One big issue remains: the seam between the two screens. From videos of the Duo it’s clear that there is a seam between the displays, though nowhere near as big as a typical phone bezel. The same videos show the seam to be relatively smooth, with users able to swipe across the hinge in a single action. Both should make it easy for users to “tune out” the seam. That should allow you to use apps such as maps in what Microsoft calls “an extended canvas.” There are some tricks needed for working with these, such as moving menus to a single screen rather than drawing them across the seam.

Of course, you can take advantage of the seam as a natural junction between two parts of a user interface, where two linked views meet. Here it can be the boundary between a list with an associated detail page, or a two-page view into an ebook, or a set of controls for an editor. It’s important to get the sizing right here, so your users don’t find user interface elements leaking from one logical pane to another.

To help you get started Microsoft has a set of GitHub repositories of SDK samples for both native Android and for Xamarin Forms. These provide samples for the key design patterns that Microsoft has identified, showing how to implement them in your applications. You can use these as a framework for your own code. Since they’re open source, there’s always the option of providing a pull request and updating any of the samples as well as adding your own.

Testing apps in the Surface Duo emulator

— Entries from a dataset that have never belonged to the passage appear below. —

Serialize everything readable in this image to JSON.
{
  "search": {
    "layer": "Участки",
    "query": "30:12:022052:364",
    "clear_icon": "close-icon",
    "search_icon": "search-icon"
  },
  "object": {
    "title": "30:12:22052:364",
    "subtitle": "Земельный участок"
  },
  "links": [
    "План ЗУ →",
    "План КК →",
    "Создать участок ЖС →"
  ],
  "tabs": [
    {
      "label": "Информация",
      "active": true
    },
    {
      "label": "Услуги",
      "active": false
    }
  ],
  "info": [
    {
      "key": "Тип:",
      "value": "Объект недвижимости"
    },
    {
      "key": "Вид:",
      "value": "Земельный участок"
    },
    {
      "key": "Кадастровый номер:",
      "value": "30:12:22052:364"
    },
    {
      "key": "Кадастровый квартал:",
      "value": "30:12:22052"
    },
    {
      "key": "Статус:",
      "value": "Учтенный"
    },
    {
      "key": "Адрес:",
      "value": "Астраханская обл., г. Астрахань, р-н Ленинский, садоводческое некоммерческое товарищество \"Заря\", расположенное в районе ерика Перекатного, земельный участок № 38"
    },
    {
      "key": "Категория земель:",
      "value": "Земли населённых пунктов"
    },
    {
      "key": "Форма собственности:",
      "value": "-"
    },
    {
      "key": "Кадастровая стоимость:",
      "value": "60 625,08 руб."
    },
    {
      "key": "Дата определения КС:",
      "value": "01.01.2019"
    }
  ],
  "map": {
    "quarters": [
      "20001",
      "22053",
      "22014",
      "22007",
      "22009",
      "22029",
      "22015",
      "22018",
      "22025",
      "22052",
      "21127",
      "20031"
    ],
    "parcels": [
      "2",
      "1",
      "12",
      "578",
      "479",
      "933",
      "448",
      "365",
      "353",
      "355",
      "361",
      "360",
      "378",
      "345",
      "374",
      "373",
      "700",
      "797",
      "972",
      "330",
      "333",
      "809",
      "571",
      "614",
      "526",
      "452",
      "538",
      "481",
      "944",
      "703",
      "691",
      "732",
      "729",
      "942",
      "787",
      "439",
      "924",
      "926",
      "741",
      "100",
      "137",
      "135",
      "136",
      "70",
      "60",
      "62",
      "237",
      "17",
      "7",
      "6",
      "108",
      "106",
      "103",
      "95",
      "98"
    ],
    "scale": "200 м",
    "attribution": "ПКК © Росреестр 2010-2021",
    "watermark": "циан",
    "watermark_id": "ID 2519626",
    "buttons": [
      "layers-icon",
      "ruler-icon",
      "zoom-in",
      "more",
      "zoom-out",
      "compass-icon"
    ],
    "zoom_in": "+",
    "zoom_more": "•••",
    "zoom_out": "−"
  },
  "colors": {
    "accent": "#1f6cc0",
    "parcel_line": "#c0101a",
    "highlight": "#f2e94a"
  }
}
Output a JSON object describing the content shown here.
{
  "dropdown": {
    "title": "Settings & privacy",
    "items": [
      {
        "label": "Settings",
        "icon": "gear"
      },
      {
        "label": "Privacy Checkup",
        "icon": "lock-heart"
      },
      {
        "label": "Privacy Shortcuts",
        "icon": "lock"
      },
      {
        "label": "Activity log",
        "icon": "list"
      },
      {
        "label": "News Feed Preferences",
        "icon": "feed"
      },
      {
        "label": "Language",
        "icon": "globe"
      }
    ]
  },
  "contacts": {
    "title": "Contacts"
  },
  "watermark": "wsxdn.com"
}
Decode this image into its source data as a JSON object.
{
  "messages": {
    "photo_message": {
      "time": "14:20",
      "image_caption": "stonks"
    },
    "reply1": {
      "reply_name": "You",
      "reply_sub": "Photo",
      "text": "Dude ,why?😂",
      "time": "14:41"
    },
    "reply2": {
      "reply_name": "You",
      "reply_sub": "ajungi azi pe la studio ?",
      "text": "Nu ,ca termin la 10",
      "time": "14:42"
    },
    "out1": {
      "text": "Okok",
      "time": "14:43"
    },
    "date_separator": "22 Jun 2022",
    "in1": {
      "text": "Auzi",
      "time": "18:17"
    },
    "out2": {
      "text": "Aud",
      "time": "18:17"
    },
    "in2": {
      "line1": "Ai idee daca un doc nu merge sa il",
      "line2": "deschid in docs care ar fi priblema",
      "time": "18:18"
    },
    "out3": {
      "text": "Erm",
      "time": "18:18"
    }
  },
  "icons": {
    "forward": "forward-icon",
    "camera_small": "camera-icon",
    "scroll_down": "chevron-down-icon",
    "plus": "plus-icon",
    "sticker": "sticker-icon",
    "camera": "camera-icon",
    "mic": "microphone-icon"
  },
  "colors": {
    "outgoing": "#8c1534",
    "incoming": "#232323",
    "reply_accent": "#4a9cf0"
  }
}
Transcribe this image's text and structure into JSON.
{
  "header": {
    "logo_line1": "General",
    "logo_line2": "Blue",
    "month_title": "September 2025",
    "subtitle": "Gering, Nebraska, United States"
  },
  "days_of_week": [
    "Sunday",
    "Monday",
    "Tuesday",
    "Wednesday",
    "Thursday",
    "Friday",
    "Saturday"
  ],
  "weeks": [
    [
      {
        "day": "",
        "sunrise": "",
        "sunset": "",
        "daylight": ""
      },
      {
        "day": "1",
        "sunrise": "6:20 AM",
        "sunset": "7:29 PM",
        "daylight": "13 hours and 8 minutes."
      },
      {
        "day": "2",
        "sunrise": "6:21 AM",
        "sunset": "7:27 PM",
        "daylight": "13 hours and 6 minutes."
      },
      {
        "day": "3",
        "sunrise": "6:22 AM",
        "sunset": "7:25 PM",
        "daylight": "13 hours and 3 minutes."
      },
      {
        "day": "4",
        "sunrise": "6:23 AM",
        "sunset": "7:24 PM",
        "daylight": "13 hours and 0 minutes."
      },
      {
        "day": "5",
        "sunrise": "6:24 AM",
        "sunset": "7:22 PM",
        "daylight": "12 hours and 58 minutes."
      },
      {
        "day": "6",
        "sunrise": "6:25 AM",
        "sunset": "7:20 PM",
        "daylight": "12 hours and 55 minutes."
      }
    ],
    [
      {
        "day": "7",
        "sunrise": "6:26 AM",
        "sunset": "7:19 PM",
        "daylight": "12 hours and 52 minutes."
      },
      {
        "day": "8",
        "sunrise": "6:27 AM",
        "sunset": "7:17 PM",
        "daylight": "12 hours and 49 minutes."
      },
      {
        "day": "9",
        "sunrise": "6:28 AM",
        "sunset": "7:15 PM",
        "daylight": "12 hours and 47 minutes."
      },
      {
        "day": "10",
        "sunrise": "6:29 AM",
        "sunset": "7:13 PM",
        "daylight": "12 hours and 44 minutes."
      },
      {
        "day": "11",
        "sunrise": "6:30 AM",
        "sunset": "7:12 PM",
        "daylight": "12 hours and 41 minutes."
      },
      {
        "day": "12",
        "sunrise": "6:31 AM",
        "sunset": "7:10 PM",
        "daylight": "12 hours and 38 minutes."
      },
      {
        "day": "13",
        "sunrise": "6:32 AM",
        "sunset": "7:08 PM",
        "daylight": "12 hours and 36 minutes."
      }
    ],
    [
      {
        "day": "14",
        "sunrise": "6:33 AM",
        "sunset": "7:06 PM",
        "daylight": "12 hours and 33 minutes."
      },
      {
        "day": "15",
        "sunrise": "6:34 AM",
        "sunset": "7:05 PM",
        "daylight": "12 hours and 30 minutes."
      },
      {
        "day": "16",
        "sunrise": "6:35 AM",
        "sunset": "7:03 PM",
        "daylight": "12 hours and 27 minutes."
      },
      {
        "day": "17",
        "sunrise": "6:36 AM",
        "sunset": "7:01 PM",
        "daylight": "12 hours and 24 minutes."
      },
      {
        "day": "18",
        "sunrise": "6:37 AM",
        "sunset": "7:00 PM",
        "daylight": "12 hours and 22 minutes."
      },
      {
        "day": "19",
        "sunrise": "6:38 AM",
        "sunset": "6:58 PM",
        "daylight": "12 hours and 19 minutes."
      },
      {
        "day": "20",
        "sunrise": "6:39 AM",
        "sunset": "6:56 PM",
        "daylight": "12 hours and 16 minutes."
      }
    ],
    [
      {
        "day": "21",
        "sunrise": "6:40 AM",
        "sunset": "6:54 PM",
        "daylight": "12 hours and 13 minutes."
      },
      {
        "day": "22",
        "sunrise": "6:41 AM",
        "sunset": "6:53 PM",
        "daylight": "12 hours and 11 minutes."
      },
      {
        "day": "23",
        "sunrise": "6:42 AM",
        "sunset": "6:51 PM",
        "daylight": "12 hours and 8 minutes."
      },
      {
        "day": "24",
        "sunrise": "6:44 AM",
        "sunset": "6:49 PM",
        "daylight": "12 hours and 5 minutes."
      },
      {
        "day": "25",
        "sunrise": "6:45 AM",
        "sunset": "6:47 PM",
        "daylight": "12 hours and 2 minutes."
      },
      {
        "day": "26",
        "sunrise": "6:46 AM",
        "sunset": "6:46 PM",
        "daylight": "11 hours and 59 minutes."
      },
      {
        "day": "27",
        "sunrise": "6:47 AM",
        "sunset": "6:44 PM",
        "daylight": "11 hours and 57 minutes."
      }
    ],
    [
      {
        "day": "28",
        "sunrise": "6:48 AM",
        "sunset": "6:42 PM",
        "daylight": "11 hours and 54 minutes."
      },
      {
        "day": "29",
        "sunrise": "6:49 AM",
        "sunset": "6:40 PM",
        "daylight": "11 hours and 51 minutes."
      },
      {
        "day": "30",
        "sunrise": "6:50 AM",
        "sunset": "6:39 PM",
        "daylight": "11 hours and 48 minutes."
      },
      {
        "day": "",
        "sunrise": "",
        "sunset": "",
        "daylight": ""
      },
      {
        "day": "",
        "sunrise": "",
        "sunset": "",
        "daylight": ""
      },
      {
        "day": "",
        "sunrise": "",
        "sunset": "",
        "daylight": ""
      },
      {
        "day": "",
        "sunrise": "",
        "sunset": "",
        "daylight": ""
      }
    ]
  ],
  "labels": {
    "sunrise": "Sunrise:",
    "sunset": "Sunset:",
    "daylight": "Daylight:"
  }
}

Part of the SDK is a Surface Duo emulator, designed to work with both Google’s Android Studio and for Xamarin code being developed in Visual Studio. It’s a useful tool, preloaded with a preview version of the dual-screen Microsoft Launcher as well as the Android version of Edge. It’s enough to help you test both desktop and Web applications with what’s likely to be the default launcher and browser for the Duo.

Although the Duo is a dual-screen device, apps initially launch on a single screen. If you want to test an application on dual screens, grab the white bar at the bottom of the screen and drag it to the middle of the emulator to open the app across both screens. Using this technique can help you work around the gap in the middle of the display where the two screens fold, as well as plan for how you might work with the Duo’s planned on-screen keyboard.

The emulator is fast enough for most purposes, with close to native speed on my main development laptop. You can set it as a target for development code, allowing you test single and dual-screen operations, along with new Xamarin features. Once code is deployed it can be debugged from both Android Studio and Xamarin. There’s even the option of using Android Debug Bridge directly on code that’s been deployed to the simulated device.

If you want to use the emulator from Visual Studio you will need to make some changes to your setup. Microsoft provides a script to add it your development environment, setting the location of the Android SDK and the emulator. Xamarin code for the emulator needs to be built to run on Android 10.0 API 29, as the emulator name isn’t correctly set in the first release. The SDK samples are a good test of both development tooling and the emulator. I was able to get them running with very little intervention using the gradle build scripts from the GitHub sample repository in Android Studio.

Microsoft is clearly putting a lot of effort into getting a new form factor off the ground. Getting tools into the hands of developers early is a big part of this, giving you the opportunity to add affordances for new form factors to existing applications without making significant changes to your code. That’s all while helping you experiment with new applications designed to work with the opportunities that come with a dual-screen device. It’ll be interesting to see what gets built using this new SDK.

Copyright © 2020 IDG Communications, Inc.